Since this is the world we have allowed them to inherit – this Angry Birds world – my thought three and a half years ago was to prepare them in a game of my own rather than to sit around and watch as the slingshot passed them by. Don’t get me wrong – I have higher aspirations for them than the virtual destruction of pigs via feathers. But wouldn’t it be great if they could accept the ridiculous Angry Bird reality of where we seemed headed, use their creativity to smartly work within that world and then leverage it into other employment with something newer, better and certainly more creative of their own once they amassed the access to do so?
Well, I thought so. But as it turned out, they were not the clueless, intellectual snobs I assumed many of them would be and that I certainly was at their age. They jumped into the assignment at the time, coming up with some of the best, most creative and certainly wisest marketing strategies I had ever heard. This includes any and all ideas I witnessed during the tortured eight or so years I spent working at three different studios in film marketing before become a more tortured – though in a good way – screenwriter, teacher and blogger.
This is a generation that, if nothing else, appreciates irony. I loved the AB live celebrity dunk in Times Square. The simultaneous worldwide Angry Bird game, the virtual billboards in cities across the world that would keep score via international teams, the personal appearances of movie stars in bird costumes that would litter the airwaves and magazine pages, and even the animal rights charities that – through some twisted reasoning I can’t remember but recalled liking at the time – would become involved in some huge charity event benefit culminating at the film premiere.

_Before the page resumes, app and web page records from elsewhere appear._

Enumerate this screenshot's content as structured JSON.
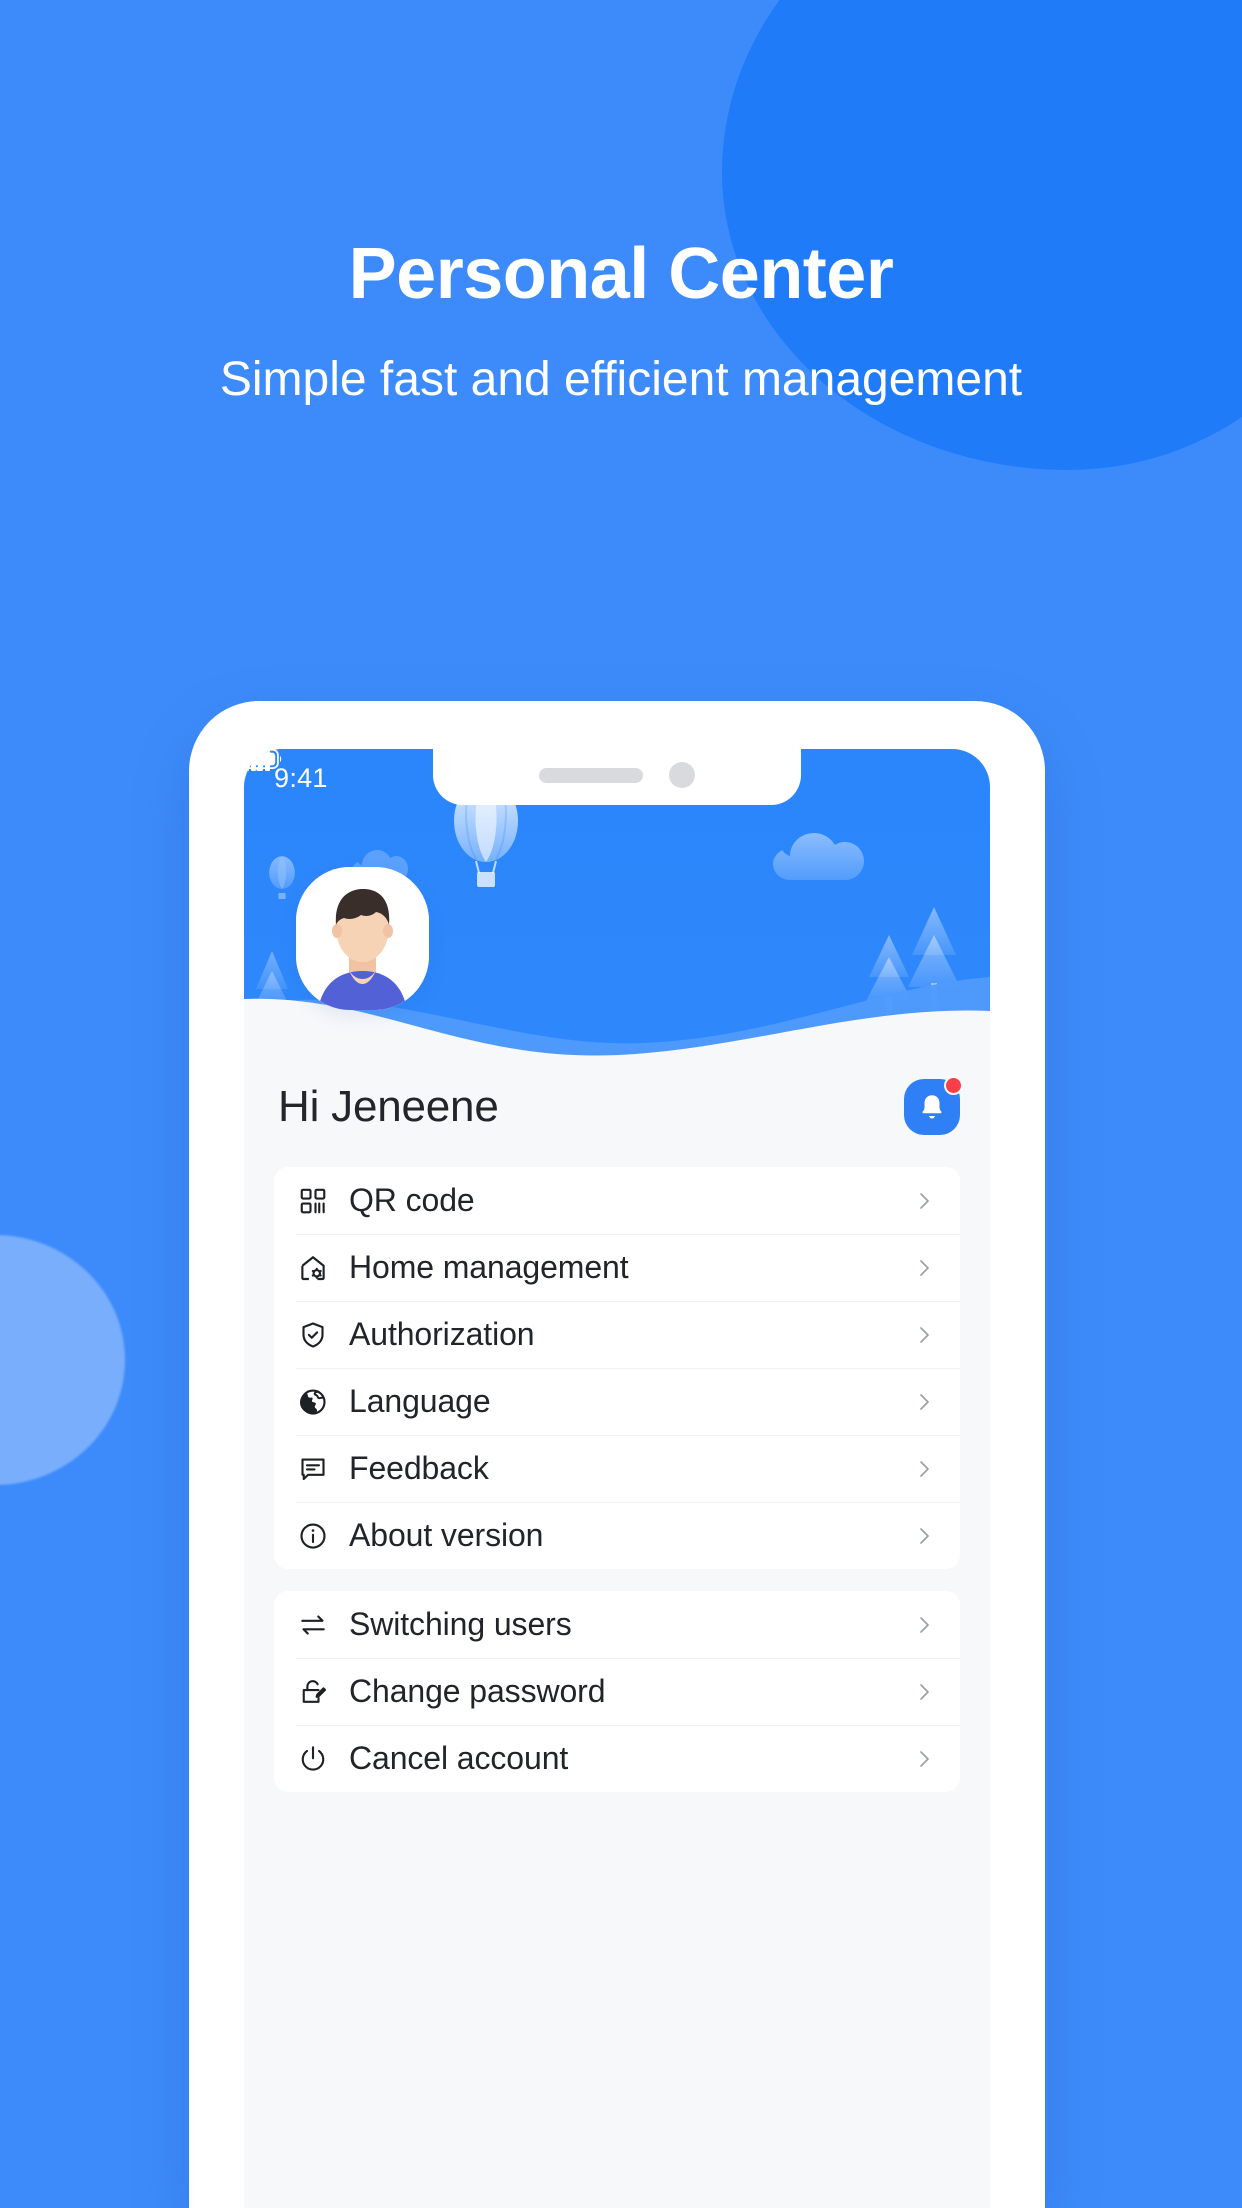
{
  "promo": {
    "title": "Personal Center",
    "subtitle": "Simple fast and efficient management"
  },
  "colors": {
    "background_blue": "#3d8bfb",
    "blob_dark_blue": "#1f7bf7",
    "blob_light_blue": "#79aefc",
    "accent_blue": "#2f7ff6",
    "hero_blue": "#2b86fb",
    "screen_background": "#f7f8fa",
    "card_white": "#ffffff",
    "text_primary": "#21252a",
    "chevron_grey": "#9aa0a6",
    "badge_red": "#fc3d4a",
    "avatar_shirt": "#5261d6",
    "avatar_hair": "#3a2e2a",
    "avatar_skin": "#f7d3b6"
  },
  "statusbar": {
    "time": "9:41",
    "signal_icon": "cellular-signal-icon",
    "wifi_icon": "wifi-icon",
    "battery_icon": "battery-icon"
  },
  "hero": {
    "avatar_icon": "user-avatar-illustration",
    "decor": [
      "hot-air-balloon",
      "cloud",
      "pine-tree",
      "wave"
    ]
  },
  "greeting": {
    "name": "Hi Jeneene",
    "bell_icon": "bell-icon",
    "has_unread_badge": true
  },
  "menu_groups": [
    {
      "items": [
        {
          "label": "QR code",
          "icon": "qr-code-icon",
          "chevron": "chevron-right-icon"
        },
        {
          "label": "Home management",
          "icon": "home-settings-icon",
          "chevron": "chevron-right-icon"
        },
        {
          "label": "Authorization",
          "icon": "shield-check-icon",
          "chevron": "chevron-right-icon"
        },
        {
          "label": "Language",
          "icon": "globe-icon",
          "chevron": "chevron-right-icon"
        },
        {
          "label": "Feedback",
          "icon": "comment-icon",
          "chevron": "chevron-right-icon"
        },
        {
          "label": "About version",
          "icon": "info-circle-icon",
          "chevron": "chevron-right-icon"
        }
      ]
    },
    {
      "items": [
        {
          "label": "Switching users",
          "icon": "swap-arrows-icon",
          "chevron": "chevron-right-icon"
        },
        {
          "label": "Change password",
          "icon": "lock-edit-icon",
          "chevron": "chevron-right-icon"
        },
        {
          "label": "Cancel account",
          "icon": "power-icon",
          "chevron": "chevron-right-icon"
        }
      ]
    }
  ]
}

Sure, some of them balked at having to spend half an hour of their day thinking about film marketing – especially since on the whole this is a generation who doesn’t care much to sell something they don’t believe in. But they all immediately understood the value of doing so. The truth is they’re a lot smarter and two steps ahead of the game that most of the rest of us are because they know games, have fun with games and will, no doubt, be changing the game while the rest of us are still complaining about the very existence of the game that we somehow, through ignorance, omission or sheer laziness, helped make a reality.
Here’s hoping that once they get the power they don’t turn their backs so some other younger, more vibrant member of some future animal species can knock them off their perch. Though surely by that time there will be an app for that which works better than any new, lame exercise I could have come up with.
Until it doesn’t.